With a history of over 5,000 years, Chinese Medicine is a highly organized system to health and prevention. Recently, there has been a growing interest and acceptance of Chinese Medicine. Since November 1997, the National Institute of Health (NIH), issued a statement recommending Acupuncture (a discipline of Chinese Medicine) as an effective form of treatment, with less side effects than many conventional therapies. In this article we will answer some frequent asked questions about Chinese Medicine and Chinese herbs.
How does Chinese Medicine compare to Conventional Medicine?
Conventional Medicine views the body in parts and treats symptoms within isolated parts of the body. Chinese Medicine views the body holistically, as a microcosm or entity. With consideration to the interrelation of each part of the body, its diagnosis surveys the whole body and treats the ailment. To give an analogy, think of each part of the body as a team member. Once a ailment is identified, Conventional Medicine concentrates and treats one team member. This individualized treatment may cause disharmony in the team. On the other hand, Chinese Medicine focuses on the whole team to resolve the problem. This teamwork approach harmonizes the team to work in unity.
Moreover, Chinese Medicine1s approach differs from conventional medicine because it concentrates on treating the underlying conditions of a ailment to balance the body; rather than targeting an isolated part of the body and directly treating the symptoms. For instance, in conventional medicine, we often hear about the search for the magic bullet to cure a disease. The magic bullet implies a fast and aggressive eradication of a disease on one part of the body. For Chinese Medicine, the magic bullet does not target only one part of the body, rather it examines the whole body, to locate and resolve the underlying conditions, thereby treating the ailment.
How does Chinese Medicine approach health?
Conventional Medicine1s approach to health is a direct treatment of symptoms and diseases. Indeed, we are all taught to go to our doctor when we are sick, not when we are healthy. On the other hand, the emphasis of Chinese Medicine is on prevention, as well as treatment of ailments. Chinese take herbs and cook with herbs when they are healthy to maintain their health, as well as visit their doctor when they have minor ailments. Chinese believe that minor ailments must be treated at the onset, to prevent the development of a more serious disease. For example, most of us do not consider a spraining ankle serious enough to warrant a visit to our doctor. However, Chinese Medicine treats a sprain seriously because that sprain has the potential to result into rheumatoid arthritis in the future.
What are the basic principles of Chinese Medicine?
The basis of Chinese Medicine is the balance of Yin and Yang. Yin and Yang are polar opposites, like night and day and are co-dependent, i.e., Yin is necessary for Yang to exist, and vice versa. Optimal health is dependent on the balance of Yin and Yang. Where there is an imbalance, ailments arise.

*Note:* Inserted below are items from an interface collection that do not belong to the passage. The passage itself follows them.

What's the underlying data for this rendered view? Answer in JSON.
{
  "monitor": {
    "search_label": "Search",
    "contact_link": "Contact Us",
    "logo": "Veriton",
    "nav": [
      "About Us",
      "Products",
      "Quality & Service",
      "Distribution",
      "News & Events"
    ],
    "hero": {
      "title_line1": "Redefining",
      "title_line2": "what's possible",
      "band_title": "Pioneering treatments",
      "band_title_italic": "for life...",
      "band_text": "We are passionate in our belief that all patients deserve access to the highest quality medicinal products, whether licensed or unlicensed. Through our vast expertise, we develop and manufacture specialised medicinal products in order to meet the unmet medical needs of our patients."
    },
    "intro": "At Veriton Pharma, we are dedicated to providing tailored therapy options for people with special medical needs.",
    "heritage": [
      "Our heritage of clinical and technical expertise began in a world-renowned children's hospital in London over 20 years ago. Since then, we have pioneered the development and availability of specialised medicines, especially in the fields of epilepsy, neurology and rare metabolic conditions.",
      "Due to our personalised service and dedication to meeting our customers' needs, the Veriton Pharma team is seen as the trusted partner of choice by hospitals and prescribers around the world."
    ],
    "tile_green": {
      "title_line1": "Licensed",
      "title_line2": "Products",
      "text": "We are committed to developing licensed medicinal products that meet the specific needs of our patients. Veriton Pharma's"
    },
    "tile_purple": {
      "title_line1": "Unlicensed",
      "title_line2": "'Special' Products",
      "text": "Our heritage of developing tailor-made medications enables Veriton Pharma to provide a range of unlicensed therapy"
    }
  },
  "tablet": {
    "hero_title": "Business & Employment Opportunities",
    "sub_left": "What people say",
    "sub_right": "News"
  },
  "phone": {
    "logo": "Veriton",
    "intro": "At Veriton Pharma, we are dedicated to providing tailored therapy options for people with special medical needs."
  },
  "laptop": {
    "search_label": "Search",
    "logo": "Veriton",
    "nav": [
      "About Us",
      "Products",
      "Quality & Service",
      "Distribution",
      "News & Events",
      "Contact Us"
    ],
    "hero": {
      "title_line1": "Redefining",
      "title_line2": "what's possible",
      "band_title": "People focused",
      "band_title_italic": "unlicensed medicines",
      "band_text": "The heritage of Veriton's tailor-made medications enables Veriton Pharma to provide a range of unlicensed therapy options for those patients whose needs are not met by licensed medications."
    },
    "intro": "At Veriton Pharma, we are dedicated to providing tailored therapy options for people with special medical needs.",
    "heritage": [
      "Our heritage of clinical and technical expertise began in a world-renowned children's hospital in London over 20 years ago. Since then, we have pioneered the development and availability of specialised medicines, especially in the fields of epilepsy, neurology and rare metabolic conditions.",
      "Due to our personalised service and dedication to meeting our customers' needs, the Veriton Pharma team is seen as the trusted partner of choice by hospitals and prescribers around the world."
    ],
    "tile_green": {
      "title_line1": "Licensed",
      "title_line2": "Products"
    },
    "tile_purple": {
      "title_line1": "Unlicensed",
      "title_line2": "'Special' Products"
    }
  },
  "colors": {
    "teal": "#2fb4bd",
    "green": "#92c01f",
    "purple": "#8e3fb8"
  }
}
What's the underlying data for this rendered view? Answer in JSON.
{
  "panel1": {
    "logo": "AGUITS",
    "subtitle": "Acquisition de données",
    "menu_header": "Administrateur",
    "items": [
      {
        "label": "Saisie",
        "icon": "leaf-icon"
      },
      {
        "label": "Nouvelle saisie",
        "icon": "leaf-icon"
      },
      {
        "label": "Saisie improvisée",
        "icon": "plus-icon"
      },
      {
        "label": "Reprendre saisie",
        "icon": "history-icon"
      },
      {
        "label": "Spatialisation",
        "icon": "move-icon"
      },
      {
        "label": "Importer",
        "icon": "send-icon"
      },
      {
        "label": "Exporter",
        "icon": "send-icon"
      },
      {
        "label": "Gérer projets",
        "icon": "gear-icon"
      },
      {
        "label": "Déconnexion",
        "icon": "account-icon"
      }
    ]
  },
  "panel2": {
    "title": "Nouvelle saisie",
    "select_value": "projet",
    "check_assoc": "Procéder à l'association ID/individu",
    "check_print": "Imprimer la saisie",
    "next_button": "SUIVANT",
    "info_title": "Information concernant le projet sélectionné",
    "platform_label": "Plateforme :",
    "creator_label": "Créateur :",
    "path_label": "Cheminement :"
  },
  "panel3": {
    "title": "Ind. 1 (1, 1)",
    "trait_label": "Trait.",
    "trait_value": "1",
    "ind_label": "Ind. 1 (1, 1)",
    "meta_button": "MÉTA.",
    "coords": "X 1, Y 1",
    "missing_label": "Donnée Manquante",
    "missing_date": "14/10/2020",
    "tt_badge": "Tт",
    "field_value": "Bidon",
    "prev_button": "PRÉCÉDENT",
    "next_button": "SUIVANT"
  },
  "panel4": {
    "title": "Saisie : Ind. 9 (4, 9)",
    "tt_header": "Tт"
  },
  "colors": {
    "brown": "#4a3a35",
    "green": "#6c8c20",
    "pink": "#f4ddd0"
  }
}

Another key principle in Chinese Medicine is the concept Chi (pronounced chee). Chi is best defined as metabolic or vital energy, i.e., an energy force that animates life and allows us to breath. Chi is the energy that pumps the oxygen through our blood, and flows through the veins. The proper flow of Chi is important for good health. When there is a defici